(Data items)
=== Begin Enclosure ===

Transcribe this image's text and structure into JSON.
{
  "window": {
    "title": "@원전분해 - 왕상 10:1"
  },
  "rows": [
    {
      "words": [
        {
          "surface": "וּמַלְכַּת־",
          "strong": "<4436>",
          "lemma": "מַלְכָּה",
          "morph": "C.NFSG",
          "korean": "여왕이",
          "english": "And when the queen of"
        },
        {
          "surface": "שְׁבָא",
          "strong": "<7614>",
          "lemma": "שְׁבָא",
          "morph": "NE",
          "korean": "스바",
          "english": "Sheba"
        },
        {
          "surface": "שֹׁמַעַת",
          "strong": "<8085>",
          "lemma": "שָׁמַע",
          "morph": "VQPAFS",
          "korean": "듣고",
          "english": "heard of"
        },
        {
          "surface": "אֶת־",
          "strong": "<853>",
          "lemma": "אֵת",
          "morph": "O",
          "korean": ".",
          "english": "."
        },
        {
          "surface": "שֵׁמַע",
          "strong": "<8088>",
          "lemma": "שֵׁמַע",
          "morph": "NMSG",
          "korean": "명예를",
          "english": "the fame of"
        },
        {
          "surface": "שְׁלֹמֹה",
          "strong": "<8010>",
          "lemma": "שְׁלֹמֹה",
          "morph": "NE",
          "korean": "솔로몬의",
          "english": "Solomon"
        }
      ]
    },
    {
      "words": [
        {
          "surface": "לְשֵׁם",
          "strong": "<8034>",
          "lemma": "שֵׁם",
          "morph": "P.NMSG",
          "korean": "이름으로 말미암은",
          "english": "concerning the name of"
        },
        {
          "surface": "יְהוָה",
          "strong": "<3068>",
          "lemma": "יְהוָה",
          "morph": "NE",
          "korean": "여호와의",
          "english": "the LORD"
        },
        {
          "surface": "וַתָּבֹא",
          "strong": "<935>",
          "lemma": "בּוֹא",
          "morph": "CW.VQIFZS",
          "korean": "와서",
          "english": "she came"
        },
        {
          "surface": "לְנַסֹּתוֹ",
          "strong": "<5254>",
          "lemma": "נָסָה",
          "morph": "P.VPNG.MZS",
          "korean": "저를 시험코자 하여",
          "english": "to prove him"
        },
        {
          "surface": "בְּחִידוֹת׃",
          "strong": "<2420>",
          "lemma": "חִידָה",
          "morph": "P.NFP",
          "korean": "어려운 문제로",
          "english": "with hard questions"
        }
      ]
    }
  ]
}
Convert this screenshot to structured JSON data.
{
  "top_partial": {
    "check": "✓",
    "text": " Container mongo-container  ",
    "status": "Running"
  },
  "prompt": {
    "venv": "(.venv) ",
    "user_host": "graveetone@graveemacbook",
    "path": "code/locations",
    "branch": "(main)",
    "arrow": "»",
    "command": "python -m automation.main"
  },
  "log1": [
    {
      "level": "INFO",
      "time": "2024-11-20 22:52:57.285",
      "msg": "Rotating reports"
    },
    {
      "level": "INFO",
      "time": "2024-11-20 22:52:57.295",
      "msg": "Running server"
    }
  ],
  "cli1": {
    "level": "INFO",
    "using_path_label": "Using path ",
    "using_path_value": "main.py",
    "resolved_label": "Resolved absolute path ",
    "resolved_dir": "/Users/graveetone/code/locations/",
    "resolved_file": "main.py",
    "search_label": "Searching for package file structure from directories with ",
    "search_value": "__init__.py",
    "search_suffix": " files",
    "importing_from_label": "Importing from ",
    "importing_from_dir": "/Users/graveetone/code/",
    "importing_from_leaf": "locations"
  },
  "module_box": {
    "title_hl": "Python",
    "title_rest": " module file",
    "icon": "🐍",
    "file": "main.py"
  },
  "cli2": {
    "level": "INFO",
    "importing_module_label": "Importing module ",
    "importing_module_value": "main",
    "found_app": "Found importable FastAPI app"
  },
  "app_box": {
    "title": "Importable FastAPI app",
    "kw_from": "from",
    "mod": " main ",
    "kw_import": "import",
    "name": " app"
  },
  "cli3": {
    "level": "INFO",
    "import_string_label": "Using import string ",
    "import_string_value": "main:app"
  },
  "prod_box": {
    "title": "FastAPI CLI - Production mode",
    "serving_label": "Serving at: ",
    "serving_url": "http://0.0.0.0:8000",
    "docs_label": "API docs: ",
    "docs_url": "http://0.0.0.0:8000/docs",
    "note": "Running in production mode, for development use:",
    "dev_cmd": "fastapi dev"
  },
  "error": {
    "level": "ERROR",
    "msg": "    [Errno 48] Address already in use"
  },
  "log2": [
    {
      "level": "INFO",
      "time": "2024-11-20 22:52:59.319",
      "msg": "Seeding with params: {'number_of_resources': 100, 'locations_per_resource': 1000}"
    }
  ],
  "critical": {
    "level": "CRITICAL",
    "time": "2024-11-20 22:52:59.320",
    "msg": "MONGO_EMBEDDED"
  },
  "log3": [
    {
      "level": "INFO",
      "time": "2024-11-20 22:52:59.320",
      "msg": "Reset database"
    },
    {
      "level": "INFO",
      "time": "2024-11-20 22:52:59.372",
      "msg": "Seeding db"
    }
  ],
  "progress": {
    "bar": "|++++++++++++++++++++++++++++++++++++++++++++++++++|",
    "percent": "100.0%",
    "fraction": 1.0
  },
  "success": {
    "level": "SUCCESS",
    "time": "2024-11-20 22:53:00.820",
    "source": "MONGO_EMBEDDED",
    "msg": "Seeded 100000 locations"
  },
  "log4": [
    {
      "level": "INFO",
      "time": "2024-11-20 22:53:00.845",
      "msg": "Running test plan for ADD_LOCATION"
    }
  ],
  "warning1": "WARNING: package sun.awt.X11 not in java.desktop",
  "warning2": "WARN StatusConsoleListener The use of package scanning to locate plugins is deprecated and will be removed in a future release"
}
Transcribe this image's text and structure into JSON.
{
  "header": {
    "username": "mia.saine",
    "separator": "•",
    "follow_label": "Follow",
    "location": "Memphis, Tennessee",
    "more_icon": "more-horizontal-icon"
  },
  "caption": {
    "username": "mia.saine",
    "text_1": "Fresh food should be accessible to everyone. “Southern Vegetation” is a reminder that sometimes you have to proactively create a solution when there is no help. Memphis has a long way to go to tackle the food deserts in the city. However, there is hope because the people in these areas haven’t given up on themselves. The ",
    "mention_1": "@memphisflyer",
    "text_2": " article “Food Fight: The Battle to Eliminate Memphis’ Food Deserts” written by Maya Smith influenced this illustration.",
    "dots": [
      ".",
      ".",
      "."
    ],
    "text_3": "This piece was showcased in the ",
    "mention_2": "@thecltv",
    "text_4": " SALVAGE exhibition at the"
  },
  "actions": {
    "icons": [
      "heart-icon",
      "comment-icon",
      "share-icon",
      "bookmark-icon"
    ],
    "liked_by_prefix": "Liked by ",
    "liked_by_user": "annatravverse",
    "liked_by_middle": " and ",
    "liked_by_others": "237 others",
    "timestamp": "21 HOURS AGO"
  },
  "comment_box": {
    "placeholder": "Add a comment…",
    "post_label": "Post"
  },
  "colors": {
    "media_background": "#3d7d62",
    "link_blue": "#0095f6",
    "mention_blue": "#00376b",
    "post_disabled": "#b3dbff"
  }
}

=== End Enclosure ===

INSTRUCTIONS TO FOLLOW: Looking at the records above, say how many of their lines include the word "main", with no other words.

ANSWER FOR THE TASK: 8